The film is the full length version of one of the mock-trailers from Rodriguez and Quentin Tarantino's 2007 Grindhouse double feature. It stars long-time supporting actor, but first-time lead, Danny Trejo as the infamous title character Machete. Machete is a revenge-driven ex-Mexican Federale and now illegal US immigrant wreaking havoc in the southern Texas drug trade and its immigration conspiracy between the two countries. He is double crossed when hired to assassinate a corrupt US senator and becomes the fall guy. So naturally, Machete (using mostly a machete) is on the run, killing anybody in his way with a little help from two sexy ladies on the opposite side of the law, Jessica Alba and Michelle Rodriguez, and Cheech Marin as a shotgun-toting priest.
I'll admit, I was excited to see the movie, even more so after I saw who they added to the cast. It must have been meant as a joke in the opening credits when Cheech's name came before Don Johnson's, after all those years on Nash Bridges together. Unfortunately, the two former co-stars never get a scene together, but somehow Lindsay Lohan and Robert De Niro share one (like that will ever happen again). Even a noticeably overweight Steven Seagal pops up as a Mexican drug lord. Unfortunately, none of the quality supporting acting can help Trejo in this mess.
It's a B-movie, and I get that, but if everyone involved knew this going in, then why isn't the film so bad that it's funny? Someone screwed this one up.
For example, in the scene where Jeff Fahey pulls up in his town car to hire Trejo's character Machete, both new and old (being from the original mock-trailer) footage is used and there is a noticeable difference in the type and/or year of the car being used in the scene. Granted, this movie is again being classified as a 'B-movie', but after I found out that this movie was co-directed by Rodriguez and his long-time editor, Ethan Maniquis, I was insulted as an audience member by this botched copy and paste job.

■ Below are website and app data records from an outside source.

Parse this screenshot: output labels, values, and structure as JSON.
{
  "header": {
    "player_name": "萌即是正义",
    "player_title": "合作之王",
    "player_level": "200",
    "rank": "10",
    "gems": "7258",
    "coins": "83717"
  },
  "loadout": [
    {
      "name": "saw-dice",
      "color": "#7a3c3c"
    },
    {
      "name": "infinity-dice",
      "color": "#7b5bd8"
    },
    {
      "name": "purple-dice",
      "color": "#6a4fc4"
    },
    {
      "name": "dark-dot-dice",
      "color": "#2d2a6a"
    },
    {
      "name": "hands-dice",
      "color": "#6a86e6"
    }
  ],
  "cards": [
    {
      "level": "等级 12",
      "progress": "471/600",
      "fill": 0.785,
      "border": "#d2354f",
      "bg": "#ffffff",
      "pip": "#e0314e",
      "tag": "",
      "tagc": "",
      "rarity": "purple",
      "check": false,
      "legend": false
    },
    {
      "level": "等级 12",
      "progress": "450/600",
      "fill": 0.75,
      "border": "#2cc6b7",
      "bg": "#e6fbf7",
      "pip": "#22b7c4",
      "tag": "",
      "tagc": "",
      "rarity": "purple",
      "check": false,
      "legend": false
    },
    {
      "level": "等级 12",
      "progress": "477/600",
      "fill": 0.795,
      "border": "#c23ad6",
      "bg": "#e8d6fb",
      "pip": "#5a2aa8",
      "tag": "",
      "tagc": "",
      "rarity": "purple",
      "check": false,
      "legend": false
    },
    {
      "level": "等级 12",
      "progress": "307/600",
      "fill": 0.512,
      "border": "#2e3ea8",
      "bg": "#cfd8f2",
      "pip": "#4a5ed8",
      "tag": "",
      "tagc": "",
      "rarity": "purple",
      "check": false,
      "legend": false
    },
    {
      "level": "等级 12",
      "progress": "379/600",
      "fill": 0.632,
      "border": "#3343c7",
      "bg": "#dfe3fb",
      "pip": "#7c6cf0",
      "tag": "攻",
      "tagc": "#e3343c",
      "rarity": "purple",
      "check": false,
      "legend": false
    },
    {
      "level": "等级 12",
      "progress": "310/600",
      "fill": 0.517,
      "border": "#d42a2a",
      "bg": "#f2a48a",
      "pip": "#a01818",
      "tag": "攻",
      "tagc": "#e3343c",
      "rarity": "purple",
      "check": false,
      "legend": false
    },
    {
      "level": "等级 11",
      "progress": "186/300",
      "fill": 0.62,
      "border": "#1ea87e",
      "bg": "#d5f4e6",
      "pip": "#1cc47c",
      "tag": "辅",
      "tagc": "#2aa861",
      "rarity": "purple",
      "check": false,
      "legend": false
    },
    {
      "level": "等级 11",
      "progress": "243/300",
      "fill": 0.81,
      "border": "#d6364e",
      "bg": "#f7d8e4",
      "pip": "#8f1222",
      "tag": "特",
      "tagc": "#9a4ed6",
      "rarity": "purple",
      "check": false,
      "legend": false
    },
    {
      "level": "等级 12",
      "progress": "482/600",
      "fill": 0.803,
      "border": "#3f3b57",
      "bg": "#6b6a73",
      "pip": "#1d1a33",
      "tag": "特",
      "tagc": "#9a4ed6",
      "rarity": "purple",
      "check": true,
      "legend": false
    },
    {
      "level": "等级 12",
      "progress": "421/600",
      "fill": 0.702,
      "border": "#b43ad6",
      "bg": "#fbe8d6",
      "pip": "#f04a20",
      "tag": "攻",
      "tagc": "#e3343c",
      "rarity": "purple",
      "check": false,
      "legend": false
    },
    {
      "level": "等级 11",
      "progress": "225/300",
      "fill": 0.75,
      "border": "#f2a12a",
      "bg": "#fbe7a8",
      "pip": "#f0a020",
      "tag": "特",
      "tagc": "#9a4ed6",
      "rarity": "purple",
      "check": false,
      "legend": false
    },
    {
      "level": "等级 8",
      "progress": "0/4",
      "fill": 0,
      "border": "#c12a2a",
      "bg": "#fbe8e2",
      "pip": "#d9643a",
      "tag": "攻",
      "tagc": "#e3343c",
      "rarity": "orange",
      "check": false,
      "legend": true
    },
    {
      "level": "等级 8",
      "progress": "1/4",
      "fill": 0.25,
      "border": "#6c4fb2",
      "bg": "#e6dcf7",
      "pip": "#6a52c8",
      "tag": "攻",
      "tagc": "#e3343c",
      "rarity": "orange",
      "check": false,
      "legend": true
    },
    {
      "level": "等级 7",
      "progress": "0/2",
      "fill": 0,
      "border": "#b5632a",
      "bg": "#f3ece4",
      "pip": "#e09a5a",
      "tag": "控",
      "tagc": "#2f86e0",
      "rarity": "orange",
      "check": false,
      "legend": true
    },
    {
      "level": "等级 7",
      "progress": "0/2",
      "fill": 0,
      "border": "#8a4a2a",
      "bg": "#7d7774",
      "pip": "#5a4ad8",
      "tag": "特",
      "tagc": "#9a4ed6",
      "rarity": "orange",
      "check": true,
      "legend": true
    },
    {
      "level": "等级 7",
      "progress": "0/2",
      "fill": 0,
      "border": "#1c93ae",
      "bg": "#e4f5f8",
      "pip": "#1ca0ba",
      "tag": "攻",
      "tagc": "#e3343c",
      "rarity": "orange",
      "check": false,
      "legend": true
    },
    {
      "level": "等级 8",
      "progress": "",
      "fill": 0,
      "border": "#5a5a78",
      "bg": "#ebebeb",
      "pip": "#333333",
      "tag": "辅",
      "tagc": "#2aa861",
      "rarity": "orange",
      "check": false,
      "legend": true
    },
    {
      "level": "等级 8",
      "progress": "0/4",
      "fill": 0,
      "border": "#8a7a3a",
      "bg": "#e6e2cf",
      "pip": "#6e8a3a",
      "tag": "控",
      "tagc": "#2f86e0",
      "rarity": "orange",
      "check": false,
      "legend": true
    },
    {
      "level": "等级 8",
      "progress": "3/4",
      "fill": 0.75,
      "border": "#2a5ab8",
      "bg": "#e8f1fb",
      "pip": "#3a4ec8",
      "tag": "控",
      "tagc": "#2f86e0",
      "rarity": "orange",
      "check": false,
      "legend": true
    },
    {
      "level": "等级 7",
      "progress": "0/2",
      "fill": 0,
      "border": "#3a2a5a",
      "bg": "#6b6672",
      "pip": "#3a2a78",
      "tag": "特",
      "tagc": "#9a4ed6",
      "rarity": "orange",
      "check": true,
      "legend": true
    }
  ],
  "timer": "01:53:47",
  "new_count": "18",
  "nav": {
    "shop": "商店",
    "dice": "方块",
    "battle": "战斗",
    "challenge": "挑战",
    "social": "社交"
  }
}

I would be able to let that one gaff go, but it happens more than once though out the movie. For some ridiculous reason, instead of using the original mock-trailer as inspiration for the film, both Rodriguez and Maniquis use it as the film's structure. They try to put every shot that was in the fake trailer into the film, even when it doesn't quite fit the scene. The worst part is that half of those shots don't make it into the film until the big end action scene. With a running time of almost 2 hours, it just seemed like the directors decided to use all their old footage just for the sake of using all their old footage.
I know the first trailer was a joke when I went and saw the Grindhouse double feature for the first time, but just recycling that footage instead of expanding on it just looks like poor creativity from such an influential filmmaker like Rodriguez. I mean, the guy brought us films like Desperado, From Dusk Till Dawn, Sin City, and yes even the Spy Kids franchise. So, with Rodriguez co-directing this film, I expected at least half of the movie to be better. With the disappointment of this transition from fake trailer to feature film, I'm still optimistic about the next Grindhouse trailer to get its own film in Hobo with a Shotgun. It was the only mock-trailer to get more laughs in the theatre than Machete.
Andrew Burns loves film and comics, and can be found writing about when those worlds converge. You can follow him on Twitter at @myAndrewBurns.